| Records shown |
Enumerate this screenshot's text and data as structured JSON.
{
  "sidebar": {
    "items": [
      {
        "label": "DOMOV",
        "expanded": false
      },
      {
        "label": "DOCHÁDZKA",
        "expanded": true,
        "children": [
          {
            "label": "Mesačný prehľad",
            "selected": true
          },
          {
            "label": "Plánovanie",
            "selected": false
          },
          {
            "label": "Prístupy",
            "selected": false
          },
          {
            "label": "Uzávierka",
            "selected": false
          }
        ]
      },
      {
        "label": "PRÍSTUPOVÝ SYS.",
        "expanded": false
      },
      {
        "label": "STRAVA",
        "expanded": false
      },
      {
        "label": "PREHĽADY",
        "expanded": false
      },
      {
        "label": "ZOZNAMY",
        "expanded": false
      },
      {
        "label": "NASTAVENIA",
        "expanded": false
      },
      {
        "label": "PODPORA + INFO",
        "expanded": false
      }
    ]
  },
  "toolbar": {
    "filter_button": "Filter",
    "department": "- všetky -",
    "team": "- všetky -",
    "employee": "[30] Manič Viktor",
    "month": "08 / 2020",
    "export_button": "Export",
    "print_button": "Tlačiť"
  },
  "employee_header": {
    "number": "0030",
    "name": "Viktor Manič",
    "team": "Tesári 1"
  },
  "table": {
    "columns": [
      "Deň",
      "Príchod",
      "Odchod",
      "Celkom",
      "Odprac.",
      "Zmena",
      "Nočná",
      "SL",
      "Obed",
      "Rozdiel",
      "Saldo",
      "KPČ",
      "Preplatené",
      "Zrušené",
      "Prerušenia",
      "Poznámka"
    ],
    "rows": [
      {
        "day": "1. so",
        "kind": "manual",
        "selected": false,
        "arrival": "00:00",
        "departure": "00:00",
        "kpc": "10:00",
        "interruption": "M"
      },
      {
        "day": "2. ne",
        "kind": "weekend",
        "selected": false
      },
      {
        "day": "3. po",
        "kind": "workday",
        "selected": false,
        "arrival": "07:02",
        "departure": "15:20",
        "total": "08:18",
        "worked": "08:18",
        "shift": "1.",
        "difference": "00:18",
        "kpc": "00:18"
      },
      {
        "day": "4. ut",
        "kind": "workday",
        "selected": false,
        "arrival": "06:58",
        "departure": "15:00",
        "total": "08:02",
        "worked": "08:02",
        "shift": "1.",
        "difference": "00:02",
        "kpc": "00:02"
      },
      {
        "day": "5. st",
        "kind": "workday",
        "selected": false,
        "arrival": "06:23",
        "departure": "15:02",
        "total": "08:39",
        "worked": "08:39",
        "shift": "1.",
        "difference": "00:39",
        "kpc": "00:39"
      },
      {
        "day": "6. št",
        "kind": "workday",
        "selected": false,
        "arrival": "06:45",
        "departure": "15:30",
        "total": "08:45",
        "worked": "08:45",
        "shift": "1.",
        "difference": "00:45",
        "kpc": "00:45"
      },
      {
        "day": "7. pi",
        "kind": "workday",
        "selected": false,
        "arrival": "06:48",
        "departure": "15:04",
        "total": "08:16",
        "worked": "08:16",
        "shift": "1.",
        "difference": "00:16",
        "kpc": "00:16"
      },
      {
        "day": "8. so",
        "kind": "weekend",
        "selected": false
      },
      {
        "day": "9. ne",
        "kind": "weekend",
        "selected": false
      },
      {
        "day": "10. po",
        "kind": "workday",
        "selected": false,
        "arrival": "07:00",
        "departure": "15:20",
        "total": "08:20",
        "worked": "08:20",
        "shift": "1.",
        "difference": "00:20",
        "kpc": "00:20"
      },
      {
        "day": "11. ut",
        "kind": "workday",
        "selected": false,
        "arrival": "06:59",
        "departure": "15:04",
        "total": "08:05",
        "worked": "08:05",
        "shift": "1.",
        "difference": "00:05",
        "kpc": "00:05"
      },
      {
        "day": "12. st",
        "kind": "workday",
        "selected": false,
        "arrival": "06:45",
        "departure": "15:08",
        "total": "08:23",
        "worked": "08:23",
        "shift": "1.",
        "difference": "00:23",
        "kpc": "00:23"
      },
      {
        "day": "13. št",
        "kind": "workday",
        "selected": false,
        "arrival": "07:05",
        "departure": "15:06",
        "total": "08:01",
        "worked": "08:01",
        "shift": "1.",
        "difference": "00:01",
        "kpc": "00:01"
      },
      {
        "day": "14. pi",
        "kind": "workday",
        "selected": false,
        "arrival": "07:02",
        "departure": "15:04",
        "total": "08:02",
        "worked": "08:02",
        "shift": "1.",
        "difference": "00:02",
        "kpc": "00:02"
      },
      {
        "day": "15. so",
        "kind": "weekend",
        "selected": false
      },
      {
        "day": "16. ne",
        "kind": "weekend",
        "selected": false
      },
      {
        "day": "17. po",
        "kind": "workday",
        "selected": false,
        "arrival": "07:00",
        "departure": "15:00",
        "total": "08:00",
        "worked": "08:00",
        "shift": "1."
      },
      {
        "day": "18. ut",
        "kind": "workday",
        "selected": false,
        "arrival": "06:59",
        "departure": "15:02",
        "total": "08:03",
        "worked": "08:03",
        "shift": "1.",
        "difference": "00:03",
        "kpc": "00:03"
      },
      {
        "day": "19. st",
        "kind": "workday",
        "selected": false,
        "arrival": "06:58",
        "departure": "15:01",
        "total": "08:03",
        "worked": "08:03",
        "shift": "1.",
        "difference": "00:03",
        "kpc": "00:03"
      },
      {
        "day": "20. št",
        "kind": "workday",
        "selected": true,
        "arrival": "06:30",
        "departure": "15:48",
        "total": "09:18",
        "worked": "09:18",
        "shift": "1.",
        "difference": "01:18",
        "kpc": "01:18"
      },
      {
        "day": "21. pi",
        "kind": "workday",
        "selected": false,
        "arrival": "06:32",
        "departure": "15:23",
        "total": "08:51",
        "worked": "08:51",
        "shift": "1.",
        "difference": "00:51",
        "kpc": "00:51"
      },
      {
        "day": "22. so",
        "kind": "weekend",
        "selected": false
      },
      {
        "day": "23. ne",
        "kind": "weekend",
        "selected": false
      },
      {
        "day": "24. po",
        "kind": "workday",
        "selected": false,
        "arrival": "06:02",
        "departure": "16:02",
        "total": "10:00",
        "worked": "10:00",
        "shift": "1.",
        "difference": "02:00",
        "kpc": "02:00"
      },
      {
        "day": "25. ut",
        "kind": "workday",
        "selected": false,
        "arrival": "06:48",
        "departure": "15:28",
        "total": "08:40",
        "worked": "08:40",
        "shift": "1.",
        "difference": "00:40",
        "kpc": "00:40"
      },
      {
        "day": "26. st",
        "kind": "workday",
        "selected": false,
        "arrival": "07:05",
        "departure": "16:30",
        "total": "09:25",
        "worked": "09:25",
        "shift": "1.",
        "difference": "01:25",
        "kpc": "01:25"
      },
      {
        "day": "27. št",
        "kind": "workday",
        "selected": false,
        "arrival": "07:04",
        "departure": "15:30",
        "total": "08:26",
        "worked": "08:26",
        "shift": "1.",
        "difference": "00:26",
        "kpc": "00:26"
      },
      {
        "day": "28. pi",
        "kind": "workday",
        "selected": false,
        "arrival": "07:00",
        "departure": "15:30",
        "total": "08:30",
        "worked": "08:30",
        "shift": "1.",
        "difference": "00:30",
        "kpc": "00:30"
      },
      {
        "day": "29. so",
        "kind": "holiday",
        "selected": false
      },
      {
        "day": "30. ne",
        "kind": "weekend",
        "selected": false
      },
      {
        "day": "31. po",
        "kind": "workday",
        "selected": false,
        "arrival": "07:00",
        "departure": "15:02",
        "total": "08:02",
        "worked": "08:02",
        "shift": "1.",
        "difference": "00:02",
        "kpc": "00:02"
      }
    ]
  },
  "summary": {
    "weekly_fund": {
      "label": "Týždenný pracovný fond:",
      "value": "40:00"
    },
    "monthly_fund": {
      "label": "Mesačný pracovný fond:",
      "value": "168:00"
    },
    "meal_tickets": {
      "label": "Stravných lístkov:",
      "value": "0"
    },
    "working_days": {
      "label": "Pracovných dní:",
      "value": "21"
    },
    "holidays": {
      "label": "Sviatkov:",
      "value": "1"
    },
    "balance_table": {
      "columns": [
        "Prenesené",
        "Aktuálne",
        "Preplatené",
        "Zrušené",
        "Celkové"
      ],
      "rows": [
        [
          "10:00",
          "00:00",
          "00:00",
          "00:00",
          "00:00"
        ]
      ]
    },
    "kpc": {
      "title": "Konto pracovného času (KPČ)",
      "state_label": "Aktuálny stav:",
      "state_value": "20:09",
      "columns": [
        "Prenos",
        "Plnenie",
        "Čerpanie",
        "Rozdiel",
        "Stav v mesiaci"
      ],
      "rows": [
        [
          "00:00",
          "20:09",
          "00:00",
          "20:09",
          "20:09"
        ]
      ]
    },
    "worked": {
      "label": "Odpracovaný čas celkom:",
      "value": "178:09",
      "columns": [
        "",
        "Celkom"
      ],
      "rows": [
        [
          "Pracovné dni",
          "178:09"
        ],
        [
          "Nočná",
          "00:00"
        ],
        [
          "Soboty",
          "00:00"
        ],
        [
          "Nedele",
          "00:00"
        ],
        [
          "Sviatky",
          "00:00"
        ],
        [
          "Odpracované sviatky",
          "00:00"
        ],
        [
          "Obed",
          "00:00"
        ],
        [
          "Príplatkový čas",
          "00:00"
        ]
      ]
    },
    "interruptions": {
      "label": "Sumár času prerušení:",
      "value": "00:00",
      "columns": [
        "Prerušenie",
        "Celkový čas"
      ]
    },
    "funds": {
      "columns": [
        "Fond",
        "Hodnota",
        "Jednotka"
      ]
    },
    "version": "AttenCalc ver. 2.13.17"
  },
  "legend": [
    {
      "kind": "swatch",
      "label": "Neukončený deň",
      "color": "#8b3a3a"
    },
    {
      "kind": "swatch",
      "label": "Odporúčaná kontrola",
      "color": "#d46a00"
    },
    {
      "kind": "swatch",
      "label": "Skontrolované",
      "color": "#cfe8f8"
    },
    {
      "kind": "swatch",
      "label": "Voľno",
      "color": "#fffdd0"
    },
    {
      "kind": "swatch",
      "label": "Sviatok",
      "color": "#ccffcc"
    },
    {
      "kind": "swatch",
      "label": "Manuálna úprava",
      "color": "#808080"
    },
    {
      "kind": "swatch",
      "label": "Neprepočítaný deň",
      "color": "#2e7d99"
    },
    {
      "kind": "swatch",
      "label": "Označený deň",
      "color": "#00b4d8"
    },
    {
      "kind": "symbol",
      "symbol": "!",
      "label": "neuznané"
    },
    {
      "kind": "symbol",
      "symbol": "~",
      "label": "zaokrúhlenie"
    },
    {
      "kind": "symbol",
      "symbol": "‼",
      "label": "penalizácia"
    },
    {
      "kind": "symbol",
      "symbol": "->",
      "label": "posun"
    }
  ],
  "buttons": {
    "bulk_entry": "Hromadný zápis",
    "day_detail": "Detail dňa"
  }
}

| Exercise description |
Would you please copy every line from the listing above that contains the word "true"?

| Solution for this exercise |
        "expanded": true,
            "selected": true
        "selected": true,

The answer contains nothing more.